COLUMBIA — When ESPN’s "College GameDay" came to MU, show employees passed out rain ponchos to thousands of fans. But after the show ended, Francis Quadrangle was littered with them. Sustain Mizzou’s Tiger Tailgate Recycling program rushed to the rescue.
“I sent my best volunteers to clean up the quad,” said Maggie Holleman, Tiger Tailgate Recycling project coordinator. “There was a truck full of rain ponchos, literally thousands. It started to rain, and we had all of these unused or lightly used ponchos.”
The group collected the ponchos and gave them back to wet fans who needed them.
“It was an excellent way to reduce, reuse, recycle,” Holleman said. “We definitely reused.”
This was just one example of the ways that Tiger Tailgate Recycling, a project within Sustain Mizzou that focuses on recycling at football games, conserves resources. This autumn alone, the group collected 18.6 tons of recycled material at six home football games. This marks an increase from the 15.1 tons collected last year.
“I would definitely consider this year a success,” Holleman said. “We recycled more than last year, over a ton more.
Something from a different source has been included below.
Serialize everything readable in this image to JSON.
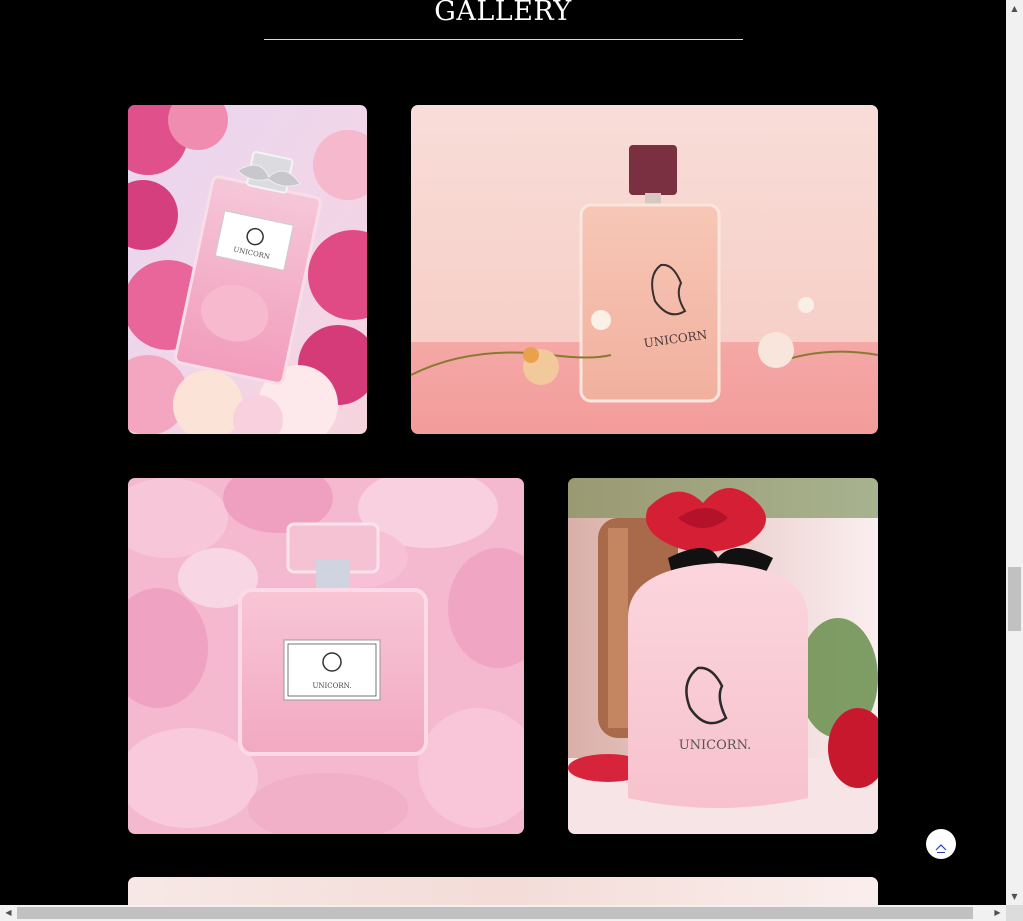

Eighteen tons is not too shabby. That is 18 tons that would be in a landfill.”
Tiger Tailgate Recycling volunteers work on football game days by splitting into two shifts. The volunteers in the first shift work for about three hours before the game. They cover each of the tailgating sites, distributing bags so that tailgaters can recycle.
Holleman said that tailgaters have gotten used to seeing the group. She said that a common response they hear is, "We’ve been waiting for you guys to come around."
The second shift of volunteers works during the game, clearing recycling bins that are overflowing.
Using two shifts is a new strategy for the group, Holleman said; in previous years, they operated using three shifts. She said that the group is still restructuring its method.
Holleman said that weather is one of the biggest challenges Tiger Tailgate Recycling faces.
“It’s hard to get people to come out and volunteer when it is either 30 degrees or raining,” Holleman said.
Ben Datema, student sustainability advisor with the Department of Student Life, became involved with the program in 2005 and said he has enjoyed seeing it evolve.
“My first volunteer experience at Mizzou was with Sustain Mizzou in 2005,” Datema said. “I fell in love with it and became more involved with Sustain Mizzou. I was president for a year and a half. As far as an educational experience, it was very helpful to me, certainly valuable.”
Datema said that the MU athletics department and the MU Sustainability Office, which began in 2009, have taken on larger roles in working with Tiger Tailgate Recycling.